Copy the records below exactly.

Start of Block

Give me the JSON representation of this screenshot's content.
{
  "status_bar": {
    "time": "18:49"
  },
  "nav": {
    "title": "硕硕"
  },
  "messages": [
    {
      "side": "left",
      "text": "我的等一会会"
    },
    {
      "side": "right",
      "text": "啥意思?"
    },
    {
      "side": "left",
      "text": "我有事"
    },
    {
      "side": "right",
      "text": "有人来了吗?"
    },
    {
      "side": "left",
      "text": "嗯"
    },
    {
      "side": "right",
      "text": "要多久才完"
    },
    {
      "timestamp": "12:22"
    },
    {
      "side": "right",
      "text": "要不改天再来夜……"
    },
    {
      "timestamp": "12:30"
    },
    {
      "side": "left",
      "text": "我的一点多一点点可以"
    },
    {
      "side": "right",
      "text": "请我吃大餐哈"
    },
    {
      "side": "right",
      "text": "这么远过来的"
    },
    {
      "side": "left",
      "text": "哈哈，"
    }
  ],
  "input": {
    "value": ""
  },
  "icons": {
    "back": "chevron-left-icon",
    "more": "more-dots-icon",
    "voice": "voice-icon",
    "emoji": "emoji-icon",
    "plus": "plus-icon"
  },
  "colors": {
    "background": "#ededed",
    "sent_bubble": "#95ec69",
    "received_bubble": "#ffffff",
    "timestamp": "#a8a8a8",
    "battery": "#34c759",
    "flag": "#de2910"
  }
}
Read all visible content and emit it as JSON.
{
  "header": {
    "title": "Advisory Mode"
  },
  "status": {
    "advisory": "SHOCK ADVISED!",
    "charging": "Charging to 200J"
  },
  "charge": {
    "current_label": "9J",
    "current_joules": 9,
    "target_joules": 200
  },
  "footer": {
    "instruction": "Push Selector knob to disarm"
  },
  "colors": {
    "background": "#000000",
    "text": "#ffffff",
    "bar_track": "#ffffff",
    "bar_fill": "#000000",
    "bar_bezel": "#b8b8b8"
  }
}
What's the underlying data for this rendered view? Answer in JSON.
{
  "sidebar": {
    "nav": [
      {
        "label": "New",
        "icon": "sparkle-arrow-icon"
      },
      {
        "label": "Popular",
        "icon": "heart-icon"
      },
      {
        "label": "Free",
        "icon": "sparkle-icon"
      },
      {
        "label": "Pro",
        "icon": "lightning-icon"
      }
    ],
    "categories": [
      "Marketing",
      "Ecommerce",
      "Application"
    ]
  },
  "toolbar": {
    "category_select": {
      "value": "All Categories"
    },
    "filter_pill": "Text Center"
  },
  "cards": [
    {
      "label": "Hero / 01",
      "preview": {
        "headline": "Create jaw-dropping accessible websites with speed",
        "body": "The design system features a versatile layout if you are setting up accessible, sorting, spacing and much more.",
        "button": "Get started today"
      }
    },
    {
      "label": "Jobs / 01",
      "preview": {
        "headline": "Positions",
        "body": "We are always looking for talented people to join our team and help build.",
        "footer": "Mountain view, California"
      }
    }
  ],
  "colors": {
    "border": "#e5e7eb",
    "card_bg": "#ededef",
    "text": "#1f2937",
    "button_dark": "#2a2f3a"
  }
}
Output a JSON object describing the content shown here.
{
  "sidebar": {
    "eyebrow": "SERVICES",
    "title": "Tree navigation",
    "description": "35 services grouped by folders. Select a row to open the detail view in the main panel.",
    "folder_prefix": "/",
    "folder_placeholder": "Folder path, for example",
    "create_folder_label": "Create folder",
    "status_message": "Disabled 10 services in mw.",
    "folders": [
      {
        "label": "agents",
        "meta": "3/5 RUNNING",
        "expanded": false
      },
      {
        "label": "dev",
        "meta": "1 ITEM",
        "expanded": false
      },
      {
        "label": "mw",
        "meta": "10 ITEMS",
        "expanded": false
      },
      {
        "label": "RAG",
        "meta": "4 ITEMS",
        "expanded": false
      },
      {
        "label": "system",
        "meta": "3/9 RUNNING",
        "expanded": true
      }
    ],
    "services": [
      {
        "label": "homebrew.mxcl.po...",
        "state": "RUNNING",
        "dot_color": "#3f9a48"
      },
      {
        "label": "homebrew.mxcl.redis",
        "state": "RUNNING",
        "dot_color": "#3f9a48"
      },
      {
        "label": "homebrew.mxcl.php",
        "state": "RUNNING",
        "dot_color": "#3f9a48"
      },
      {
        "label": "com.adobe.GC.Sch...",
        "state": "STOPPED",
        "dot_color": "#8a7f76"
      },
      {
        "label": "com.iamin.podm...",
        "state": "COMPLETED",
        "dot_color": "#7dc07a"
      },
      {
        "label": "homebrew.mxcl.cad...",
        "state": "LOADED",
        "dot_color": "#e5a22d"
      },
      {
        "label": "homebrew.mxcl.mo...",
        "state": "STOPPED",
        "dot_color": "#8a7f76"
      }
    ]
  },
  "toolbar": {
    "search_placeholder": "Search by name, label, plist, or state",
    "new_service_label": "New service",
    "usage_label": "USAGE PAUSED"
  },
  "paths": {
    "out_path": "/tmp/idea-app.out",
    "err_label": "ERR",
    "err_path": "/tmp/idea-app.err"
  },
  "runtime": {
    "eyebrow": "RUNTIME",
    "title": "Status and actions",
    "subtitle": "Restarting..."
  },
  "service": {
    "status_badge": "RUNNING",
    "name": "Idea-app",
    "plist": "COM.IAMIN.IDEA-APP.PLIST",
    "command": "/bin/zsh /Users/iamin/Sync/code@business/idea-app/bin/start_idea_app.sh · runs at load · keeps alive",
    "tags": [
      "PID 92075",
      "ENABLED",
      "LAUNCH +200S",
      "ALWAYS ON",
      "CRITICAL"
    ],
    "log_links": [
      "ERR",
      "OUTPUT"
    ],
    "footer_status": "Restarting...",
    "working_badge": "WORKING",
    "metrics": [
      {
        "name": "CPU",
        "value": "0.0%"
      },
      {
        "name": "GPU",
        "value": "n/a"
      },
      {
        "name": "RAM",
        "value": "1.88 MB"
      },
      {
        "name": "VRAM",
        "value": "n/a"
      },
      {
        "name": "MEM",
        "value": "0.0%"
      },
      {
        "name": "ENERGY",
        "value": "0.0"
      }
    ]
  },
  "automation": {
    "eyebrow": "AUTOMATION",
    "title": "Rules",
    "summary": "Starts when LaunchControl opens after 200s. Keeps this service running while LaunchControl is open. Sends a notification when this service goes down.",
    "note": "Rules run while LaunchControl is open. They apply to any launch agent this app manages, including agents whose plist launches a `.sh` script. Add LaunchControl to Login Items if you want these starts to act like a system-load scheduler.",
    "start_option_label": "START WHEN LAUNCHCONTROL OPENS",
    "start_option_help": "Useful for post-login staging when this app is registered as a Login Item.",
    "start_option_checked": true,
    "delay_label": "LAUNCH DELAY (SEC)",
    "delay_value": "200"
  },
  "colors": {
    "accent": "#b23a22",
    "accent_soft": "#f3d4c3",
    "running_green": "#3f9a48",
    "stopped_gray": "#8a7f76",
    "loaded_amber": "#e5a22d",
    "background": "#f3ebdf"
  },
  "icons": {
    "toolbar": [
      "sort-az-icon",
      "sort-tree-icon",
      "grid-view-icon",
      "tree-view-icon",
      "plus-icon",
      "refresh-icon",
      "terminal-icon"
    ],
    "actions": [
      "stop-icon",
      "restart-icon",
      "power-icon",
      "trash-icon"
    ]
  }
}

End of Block

### Exercise result
Give me the JSON representation of this screenshot's content.
{
  "status_bar": {
    "time": "18:49"
  },
  "nav": {
    "title": "硕硕"
  },
  "messages": [
    {
      "side": "left",
      "text": "我的等一会会"
    },
    {
      "side": "right",
      "text": "啥意思?"
    },
    {
      "side": "left",
      "text": "我有事"
    },
    {
      "side": "right",
      "text": "有人来了吗?"
    },
    {
      "side": "left",
      "text": "嗯"
    },
    {
      "side": "right",
      "text": "要多久才完"
    },
    {
      "timestamp": "12:22"
    },
    {
      "side": "right",
      "text": "要不改天再来夜……"
    },
    {
      "timestamp": "12:30"
    },
    {
      "side": "left",
      "text": "我的一点多一点点可以"
    },
    {
      "side": "right",
      "text": "请我吃大餐哈"
    },
    {
      "side": "right",
      "text": "这么远过来的"
    },
    {
      "side": "left",
      "text": "哈哈，"
    }
  ],
  "input": {
    "value": ""
  },
  "icons": {
    "back": "chevron-left-icon",
    "more": "more-dots-icon",
    "voice": "voice-icon",
    "emoji": "emoji-icon",
    "plus": "plus-icon"
  },
  "colors": {
    "background": "#ededed",
    "sent_bubble": "#95ec69",
    "received_bubble": "#ffffff",
    "timestamp": "#a8a8a8",
    "battery": "#34c759",
    "flag": "#de2910"
  }
}
Read all visible content and emit it as JSON.
{
  "header": {
    "title": "Advisory Mode"
  },
  "status": {
    "advisory": "SHOCK ADVISED!",
    "charging": "Charging to 200J"
  },
  "charge": {
    "current_label": "9J",
    "current_joules": 9,
    "target_joules": 200
  },
  "footer": {
    "instruction": "Push Selector knob to disarm"
  },
  "colors": {
    "background": "#000000",
    "text": "#ffffff",
    "bar_track": "#ffffff",
    "bar_fill": "#000000",
    "bar_bezel": "#b8b8b8"
  }
}
What's the underlying data for this rendered view? Answer in JSON.
{
  "sidebar": {
    "nav": [
      {
        "label": "New",
        "icon": "sparkle-arrow-icon"
      },
      {
        "label": "Popular",
        "icon": "heart-icon"
      },
      {
        "label": "Free",
        "icon": "sparkle-icon"
      },
      {
        "label": "Pro",
        "icon": "lightning-icon"
      }
    ],
    "categories": [
      "Marketing",
      "Ecommerce",
      "Application"
    ]
  },
  "toolbar": {
    "category_select": {
      "value": "All Categories"
    },
    "filter_pill": "Text Center"
  },
  "cards": [
    {
      "label": "Hero / 01",
      "preview": {
        "headline": "Create jaw-dropping accessible websites with speed",
        "body": "The design system features a versatile layout if you are setting up accessible, sorting, spacing and much more.",
        "button": "Get started today"
      }
    },
    {
      "label": "Jobs / 01",
      "preview": {
        "headline": "Positions",
        "body": "We are always looking for talented people to join our team and help build.",
        "footer": "Mountain view, California"
      }
    }
  ],
  "colors": {
    "border": "#e5e7eb",
    "card_bg": "#ededef",
    "text": "#1f2937",
    "button_dark": "#2a2f3a"
  }
}
Output a JSON object describing the content shown here.
{
  "sidebar": {
    "eyebrow": "SERVICES",
    "title": "Tree navigation",
    "description": "35 services grouped by folders. Select a row to open the detail view in the main panel.",
    "folder_prefix": "/",
    "folder_placeholder": "Folder path, for example",
    "create_folder_label": "Create folder",
    "status_message": "Disabled 10 services in mw.",
    "folders": [
      {
        "label": "agents",
        "meta": "3/5 RUNNING",
        "expanded": false
      },
      {
        "label": "dev",
        "meta": "1 ITEM",
        "expanded": false
      },
      {
        "label": "mw",
        "meta": "10 ITEMS",
        "expanded": false
      },
      {
        "label": "RAG",
        "meta": "4 ITEMS",
        "expanded": false
      },
      {
        "label": "system",
        "meta": "3/9 RUNNING",
        "expanded": true
      }
    ],
    "services": [
      {
        "label": "homebrew.mxcl.po...",
        "state": "RUNNING",
        "dot_color": "#3f9a48"
      },
      {
        "label": "homebrew.mxcl.redis",
        "state": "RUNNING",
        "dot_color": "#3f9a48"
      },
      {
        "label": "homebrew.mxcl.php",
        "state": "RUNNING",
        "dot_color": "#3f9a48"
      },
      {
        "label": "com.adobe.GC.Sch...",
        "state": "STOPPED",
        "dot_color": "#8a7f76"
      },
      {
        "label": "com.iamin.podm...",
        "state": "COMPLETED",
        "dot_color": "#7dc07a"
      },
      {
        "label": "homebrew.mxcl.cad...",
        "state": "LOADED",
        "dot_color": "#e5a22d"
      },
      {
        "label": "homebrew.mxcl.mo...",
        "state": "STOPPED",
        "dot_color": "#8a7f76"
      }
    ]
  },
  "toolbar": {
    "search_placeholder": "Search by name, label, plist, or state",
    "new_service_label": "New service",
    "usage_label": "USAGE PAUSED"
  },
  "paths": {
    "out_path": "/tmp/idea-app.out",
    "err_label": "ERR",
    "err_path": "/tmp/idea-app.err"
  },
  "runtime": {
    "eyebrow": "RUNTIME",
    "title": "Status and actions",
    "subtitle": "Restarting..."
  },
  "service": {
    "status_badge": "RUNNING",
    "name": "Idea-app",
    "plist": "COM.IAMIN.IDEA-APP.PLIST",
    "command": "/bin/zsh /Users/iamin/Sync/code@business/idea-app/bin/start_idea_app.sh · runs at load · keeps alive",
    "tags": [
      "PID 92075",
      "ENABLED",
      "LAUNCH +200S",
      "ALWAYS ON",
      "CRITICAL"
    ],
    "log_links": [
      "ERR",
      "OUTPUT"
    ],
    "footer_status": "Restarting...",
    "working_badge": "WORKING",
    "metrics": [
      {
        "name": "CPU",
        "value": "0.0%"
      },
      {
        "name": "GPU",
        "value": "n/a"
      },
      {
        "name": "RAM",
        "value": "1.88 MB"
      },
      {
        "name": "VRAM",
        "value": "n/a"
      },
      {
        "name": "MEM",
        "value": "0.0%"
      },
      {
        "name": "ENERGY",
        "value": "0.0"
      }
    ]
  },
  "automation": {
    "eyebrow": "AUTOMATION",
    "title": "Rules",
    "summary": "Starts when LaunchControl opens after 200s. Keeps this service running while LaunchControl is open. Sends a notification when this service goes down.",
    "note": "Rules run while LaunchControl is open. They apply to any launch agent this app manages, including agents whose plist launches a `.sh` script. Add LaunchControl to Login Items if you want these starts to act like a system-load scheduler.",
    "start_option_label": "START WHEN LAUNCHCONTROL OPENS",
    "start_option_help": "Useful for post-login staging when this app is registered as a Login Item.",
    "start_option_checked": true,
    "delay_label": "LAUNCH DELAY (SEC)",
    "delay_value": "200"
  },
  "colors": {
    "accent": "#b23a22",
    "accent_soft": "#f3d4c3",
    "running_green": "#3f9a48",
    "stopped_gray": "#8a7f76",
    "loaded_amber": "#e5a22d",
    "background": "#f3ebdf"
  },
  "icons": {
    "toolbar": [
      "sort-az-icon",
      "sort-tree-icon",
      "grid-view-icon",
      "tree-view-icon",
      "plus-icon",
      "refresh-icon",
      "terminal-icon"
    ],
    "actions": [
      "stop-icon",
      "restart-icon",
      "power-icon",
      "trash-icon"
    ]
  }
}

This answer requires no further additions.